    Namespace = Constants.Service.Namespace.Location, 
    Name = "ServiceMonitorContract")]
public interface IMonitor
        Action = Constants.Service.Actions.GetTasksRequest,
        ReplyAction = Constants.Service.Actions.GetTasksResponse)]
    Message GetTasks(Message request);

and I have message contracts that look like

[MessageContract(IsWrapped = true, 
                 WrapperNamespace = Constants.Messages.Namespace.Location)]
public sealed class GetTasksRequest 

To get a connection to the service I do the following

private static IMonitor GetChannelToWebService()
    EndpointAddress endpoint = new EndpointAddress("http://example/service.svc");
    ChannelFactory<IMonitor> channelFactory = 
        new ChannelFactory<IMonitor>(new BasicHttpBinding(), endpoint);

    return channelFactory.CreateChannel();

And then I can do the following to use it, with the shared message contracts

IMonitor channel = GetChannelToWebService();

// Create the GetTasksRequest message
GetTasksRequest getTasksRequest = new GetTasksRequest();
// Set the various properties on the message

// Convert it to a strongly type message
TypedMessageConverter requestMessageConverter = TypedMessageConverter.Create(
Message request = requestMessageConverter.ToMessage(

// Send it and get the response.
Message response = channel.GetTasks(request);

// Check for SOAP faults
if (response.IsFault)
    MessageFault fault = MessageFault.CreateFault(response, int.MaxValue);
    // React accordingly        

TypedMessageConverter responseMessageConverter = TypedMessageConverter.Create(
GetTasksResponse getTasksResponse = 
    responseMessageConverter.FromMessage(response) as GetTasksResponse;


The one thing to be aware of is that faults will not get thrown client side, you must check the Message object when it arrives back as a response manually and act accordingly as you can see from the sample.

Server side I do much the same thing with a TypedMessageConvertor

// Convert the inbound message to a GetTasksRequest.
TypedMessageConverter getTasksMessageConverter = TypedMessageConverter.Create(
GetTasksRequest getTasksMessage = 
    getTasksMessageConverter.FromMessage(request) as GetTasksRequest;

// Validate the message is the correct type.
if (getTasksMessage == null)
    throw FaultHelper.UnknownMessageTypeFault();

// Do my thing

GetTasksResponse responseMessage = new GetTasksResponse();

// Set appropriate response bits in the responseMessage

TypedMessageConverter responseConverter = TypedMessageConverter.Create(
Message response = responseConverter.ToMessage(responseMessage, request.Version);
response.Headers.RelatesTo = request.Headers.MessageId;

return response;

Just don't forget to set the RelatesTo header to be the MessageId from the request headers

share|improve this answer
Interesting approach - thanks for sharing!
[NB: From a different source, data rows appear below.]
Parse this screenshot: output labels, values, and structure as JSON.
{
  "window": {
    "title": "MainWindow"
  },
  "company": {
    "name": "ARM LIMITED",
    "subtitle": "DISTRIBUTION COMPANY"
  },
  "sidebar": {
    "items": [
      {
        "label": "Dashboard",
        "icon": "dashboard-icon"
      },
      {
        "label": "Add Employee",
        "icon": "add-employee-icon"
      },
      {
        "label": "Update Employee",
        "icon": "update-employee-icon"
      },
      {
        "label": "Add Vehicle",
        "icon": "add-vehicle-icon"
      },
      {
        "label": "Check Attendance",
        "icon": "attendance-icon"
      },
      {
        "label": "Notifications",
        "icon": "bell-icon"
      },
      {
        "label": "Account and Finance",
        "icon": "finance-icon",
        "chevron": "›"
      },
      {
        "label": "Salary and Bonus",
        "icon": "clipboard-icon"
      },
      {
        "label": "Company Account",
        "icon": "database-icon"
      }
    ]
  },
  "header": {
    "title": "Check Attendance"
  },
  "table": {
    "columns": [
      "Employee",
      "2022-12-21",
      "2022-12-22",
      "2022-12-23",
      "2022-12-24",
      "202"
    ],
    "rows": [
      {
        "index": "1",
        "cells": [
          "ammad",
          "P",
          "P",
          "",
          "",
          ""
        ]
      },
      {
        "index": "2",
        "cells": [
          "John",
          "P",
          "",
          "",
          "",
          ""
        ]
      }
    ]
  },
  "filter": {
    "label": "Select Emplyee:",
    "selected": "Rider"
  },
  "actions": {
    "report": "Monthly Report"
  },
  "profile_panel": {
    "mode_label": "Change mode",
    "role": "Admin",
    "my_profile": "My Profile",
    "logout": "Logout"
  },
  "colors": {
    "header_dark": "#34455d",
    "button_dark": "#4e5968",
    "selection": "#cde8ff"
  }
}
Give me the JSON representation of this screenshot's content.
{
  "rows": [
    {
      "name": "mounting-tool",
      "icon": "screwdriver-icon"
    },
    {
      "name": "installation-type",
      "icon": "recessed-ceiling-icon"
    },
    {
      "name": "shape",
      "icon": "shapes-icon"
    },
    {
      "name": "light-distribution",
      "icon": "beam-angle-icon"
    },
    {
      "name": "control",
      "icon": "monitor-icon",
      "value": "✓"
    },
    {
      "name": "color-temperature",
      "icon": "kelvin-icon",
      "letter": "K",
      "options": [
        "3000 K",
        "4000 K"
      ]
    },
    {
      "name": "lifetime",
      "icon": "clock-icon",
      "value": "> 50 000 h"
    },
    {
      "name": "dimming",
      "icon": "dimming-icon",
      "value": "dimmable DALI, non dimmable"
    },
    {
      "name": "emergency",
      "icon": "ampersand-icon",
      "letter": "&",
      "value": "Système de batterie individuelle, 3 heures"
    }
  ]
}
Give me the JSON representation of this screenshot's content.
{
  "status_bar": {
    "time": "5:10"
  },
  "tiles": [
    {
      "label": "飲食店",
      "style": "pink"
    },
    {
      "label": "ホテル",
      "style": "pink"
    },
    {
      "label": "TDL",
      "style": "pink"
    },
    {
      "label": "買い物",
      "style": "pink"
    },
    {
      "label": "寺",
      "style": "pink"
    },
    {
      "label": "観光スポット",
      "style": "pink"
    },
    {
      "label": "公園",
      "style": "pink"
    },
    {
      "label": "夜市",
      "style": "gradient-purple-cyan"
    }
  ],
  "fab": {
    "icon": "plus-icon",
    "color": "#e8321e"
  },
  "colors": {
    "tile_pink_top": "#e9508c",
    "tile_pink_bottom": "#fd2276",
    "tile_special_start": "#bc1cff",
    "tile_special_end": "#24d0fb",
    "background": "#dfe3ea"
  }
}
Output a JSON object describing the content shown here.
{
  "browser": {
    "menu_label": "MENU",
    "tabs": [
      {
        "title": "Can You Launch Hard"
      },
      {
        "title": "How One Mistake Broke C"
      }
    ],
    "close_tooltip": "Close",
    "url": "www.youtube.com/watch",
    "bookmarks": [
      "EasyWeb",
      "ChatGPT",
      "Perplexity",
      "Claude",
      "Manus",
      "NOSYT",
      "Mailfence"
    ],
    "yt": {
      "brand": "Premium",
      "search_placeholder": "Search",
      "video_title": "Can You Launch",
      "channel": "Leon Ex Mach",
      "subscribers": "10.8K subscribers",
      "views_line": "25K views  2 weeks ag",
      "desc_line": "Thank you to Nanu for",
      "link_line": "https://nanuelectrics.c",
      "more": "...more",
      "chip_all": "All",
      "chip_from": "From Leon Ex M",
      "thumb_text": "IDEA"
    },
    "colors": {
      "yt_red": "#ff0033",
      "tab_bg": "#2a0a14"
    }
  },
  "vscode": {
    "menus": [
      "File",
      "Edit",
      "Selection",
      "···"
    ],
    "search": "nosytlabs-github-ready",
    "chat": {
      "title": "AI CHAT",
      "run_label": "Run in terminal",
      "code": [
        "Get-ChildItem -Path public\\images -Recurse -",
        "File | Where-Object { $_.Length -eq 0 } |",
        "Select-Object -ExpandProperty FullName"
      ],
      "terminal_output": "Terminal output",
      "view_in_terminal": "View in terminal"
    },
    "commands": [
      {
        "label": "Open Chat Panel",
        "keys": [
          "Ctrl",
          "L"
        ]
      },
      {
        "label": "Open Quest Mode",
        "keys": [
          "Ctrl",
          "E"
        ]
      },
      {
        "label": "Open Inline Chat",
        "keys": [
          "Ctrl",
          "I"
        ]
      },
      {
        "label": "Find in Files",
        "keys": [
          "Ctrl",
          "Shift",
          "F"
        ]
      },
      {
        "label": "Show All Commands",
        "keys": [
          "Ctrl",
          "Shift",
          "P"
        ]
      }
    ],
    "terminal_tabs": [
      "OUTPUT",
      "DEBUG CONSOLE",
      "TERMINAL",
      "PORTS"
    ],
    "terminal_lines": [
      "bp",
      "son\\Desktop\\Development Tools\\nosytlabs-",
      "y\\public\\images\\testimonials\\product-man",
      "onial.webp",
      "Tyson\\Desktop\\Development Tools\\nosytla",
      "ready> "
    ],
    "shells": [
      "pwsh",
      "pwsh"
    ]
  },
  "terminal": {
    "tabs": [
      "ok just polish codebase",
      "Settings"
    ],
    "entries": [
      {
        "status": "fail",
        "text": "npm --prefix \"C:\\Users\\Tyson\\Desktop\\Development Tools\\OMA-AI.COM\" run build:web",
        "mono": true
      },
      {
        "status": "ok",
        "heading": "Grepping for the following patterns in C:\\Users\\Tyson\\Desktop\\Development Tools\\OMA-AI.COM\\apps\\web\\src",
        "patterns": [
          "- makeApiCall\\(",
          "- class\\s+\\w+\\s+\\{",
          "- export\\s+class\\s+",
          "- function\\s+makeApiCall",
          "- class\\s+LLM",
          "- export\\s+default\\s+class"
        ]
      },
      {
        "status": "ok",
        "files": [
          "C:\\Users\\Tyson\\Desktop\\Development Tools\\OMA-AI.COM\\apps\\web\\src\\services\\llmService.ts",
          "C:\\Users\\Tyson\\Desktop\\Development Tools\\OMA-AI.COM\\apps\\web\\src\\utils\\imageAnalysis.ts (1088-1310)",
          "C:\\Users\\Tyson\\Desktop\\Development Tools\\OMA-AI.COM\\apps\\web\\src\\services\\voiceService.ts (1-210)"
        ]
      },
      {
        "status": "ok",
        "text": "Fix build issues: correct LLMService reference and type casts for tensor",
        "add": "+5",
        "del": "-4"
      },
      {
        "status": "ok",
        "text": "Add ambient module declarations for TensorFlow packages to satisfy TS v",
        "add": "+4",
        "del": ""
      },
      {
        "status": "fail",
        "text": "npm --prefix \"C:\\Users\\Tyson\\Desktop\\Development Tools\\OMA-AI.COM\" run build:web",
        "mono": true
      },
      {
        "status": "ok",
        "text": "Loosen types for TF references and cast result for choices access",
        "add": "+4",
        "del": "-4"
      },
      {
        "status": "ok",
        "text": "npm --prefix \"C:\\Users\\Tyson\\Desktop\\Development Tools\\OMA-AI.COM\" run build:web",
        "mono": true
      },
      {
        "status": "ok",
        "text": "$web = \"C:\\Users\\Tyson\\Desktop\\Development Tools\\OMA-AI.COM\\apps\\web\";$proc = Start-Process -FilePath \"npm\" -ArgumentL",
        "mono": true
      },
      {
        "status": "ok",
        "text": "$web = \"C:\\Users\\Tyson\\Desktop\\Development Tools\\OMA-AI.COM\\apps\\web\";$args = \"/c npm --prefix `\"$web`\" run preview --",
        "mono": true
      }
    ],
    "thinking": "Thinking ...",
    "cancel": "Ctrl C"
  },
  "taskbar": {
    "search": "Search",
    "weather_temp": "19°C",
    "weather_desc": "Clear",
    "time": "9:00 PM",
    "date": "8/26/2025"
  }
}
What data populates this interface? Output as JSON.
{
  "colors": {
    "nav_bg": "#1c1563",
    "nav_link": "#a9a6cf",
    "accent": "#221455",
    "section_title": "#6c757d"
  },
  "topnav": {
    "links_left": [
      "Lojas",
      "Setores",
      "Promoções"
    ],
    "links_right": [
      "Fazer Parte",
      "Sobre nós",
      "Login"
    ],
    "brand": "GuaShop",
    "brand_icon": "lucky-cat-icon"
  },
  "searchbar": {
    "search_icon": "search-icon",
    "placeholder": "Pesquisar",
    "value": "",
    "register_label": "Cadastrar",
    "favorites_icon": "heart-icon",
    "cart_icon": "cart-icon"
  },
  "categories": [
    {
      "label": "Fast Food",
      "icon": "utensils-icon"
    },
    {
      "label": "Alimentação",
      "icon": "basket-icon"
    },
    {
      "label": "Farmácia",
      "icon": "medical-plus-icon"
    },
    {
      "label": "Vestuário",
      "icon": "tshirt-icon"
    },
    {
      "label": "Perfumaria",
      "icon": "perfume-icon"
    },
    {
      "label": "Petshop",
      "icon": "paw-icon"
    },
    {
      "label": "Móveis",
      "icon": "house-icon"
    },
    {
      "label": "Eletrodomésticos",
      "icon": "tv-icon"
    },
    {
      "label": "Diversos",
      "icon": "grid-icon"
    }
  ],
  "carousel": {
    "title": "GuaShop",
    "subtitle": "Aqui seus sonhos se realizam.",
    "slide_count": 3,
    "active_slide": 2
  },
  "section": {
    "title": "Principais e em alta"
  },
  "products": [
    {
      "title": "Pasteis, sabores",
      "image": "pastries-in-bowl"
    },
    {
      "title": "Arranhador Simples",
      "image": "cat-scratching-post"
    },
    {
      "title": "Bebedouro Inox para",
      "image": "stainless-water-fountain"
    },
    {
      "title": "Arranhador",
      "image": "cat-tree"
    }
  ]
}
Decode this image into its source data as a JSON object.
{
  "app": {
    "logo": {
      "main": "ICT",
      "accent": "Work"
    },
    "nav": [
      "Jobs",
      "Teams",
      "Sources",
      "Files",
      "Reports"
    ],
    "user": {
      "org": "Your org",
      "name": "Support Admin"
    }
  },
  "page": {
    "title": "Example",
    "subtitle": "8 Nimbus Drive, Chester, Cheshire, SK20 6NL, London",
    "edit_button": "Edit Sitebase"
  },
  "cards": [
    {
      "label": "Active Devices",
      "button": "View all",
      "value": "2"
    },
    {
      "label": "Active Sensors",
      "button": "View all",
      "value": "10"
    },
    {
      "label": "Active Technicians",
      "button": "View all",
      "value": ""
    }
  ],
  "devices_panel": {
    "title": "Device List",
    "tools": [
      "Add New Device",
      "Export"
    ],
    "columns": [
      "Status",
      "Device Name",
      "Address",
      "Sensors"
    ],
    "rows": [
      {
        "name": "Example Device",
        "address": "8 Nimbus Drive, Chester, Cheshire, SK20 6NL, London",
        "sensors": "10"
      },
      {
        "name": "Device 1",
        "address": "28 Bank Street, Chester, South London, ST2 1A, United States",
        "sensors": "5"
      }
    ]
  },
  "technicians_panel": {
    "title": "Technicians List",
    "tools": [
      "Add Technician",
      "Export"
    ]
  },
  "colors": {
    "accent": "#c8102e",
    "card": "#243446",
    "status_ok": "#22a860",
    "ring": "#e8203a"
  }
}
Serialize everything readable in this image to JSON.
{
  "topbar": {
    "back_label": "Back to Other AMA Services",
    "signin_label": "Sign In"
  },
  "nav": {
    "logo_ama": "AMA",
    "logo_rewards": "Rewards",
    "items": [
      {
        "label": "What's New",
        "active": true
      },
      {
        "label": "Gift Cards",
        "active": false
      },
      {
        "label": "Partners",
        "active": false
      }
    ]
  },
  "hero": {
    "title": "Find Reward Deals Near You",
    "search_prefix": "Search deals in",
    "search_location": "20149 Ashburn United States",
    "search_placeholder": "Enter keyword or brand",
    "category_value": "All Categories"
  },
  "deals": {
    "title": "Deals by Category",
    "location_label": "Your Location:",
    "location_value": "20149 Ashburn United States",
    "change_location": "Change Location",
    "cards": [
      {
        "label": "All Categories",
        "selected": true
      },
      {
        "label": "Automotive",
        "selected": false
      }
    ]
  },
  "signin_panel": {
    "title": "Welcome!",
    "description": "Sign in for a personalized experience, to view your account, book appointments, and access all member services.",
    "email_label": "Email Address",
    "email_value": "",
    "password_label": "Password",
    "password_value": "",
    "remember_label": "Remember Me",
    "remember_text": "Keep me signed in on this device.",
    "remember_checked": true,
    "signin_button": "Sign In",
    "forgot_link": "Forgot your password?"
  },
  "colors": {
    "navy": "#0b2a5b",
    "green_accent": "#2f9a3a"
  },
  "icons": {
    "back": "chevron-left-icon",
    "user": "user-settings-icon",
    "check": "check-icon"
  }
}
However, I don't know if that'll work in the OP's scenario where we wants to pass it "anything" basically..... if you pass in anything, you might have to resort to manually futzing around the XML...... –  marc_s Aug 25 '09 at 16:39
Well yes true, but anything often isn't what people want, even when they think it is to begin with. The above is also how you start to write a message router (although that will be built into 4.0/Dublin) –  blowdart Aug 25 '09 at 17:44

You could also pass an XElement. This gives the request object the flexibility to contain whatever content you choose.

You would ideally specify an XSD which contains a number of 'choice' elements, each of which specify one of the different request types.

<xs:element name="request">
      <xs:element name="requestType1"/>
      <xs:element name="requestType2"/>

Your service side code simple needs to determine which of the 'choice' objects are present in order to determine what to do with the parameter.

share|improve this answer

Your Answer


By posting your answer, you agree to the privacy policy and terms of service.

Not the answer you're looking for? Browse other questions tagged or ask your own question.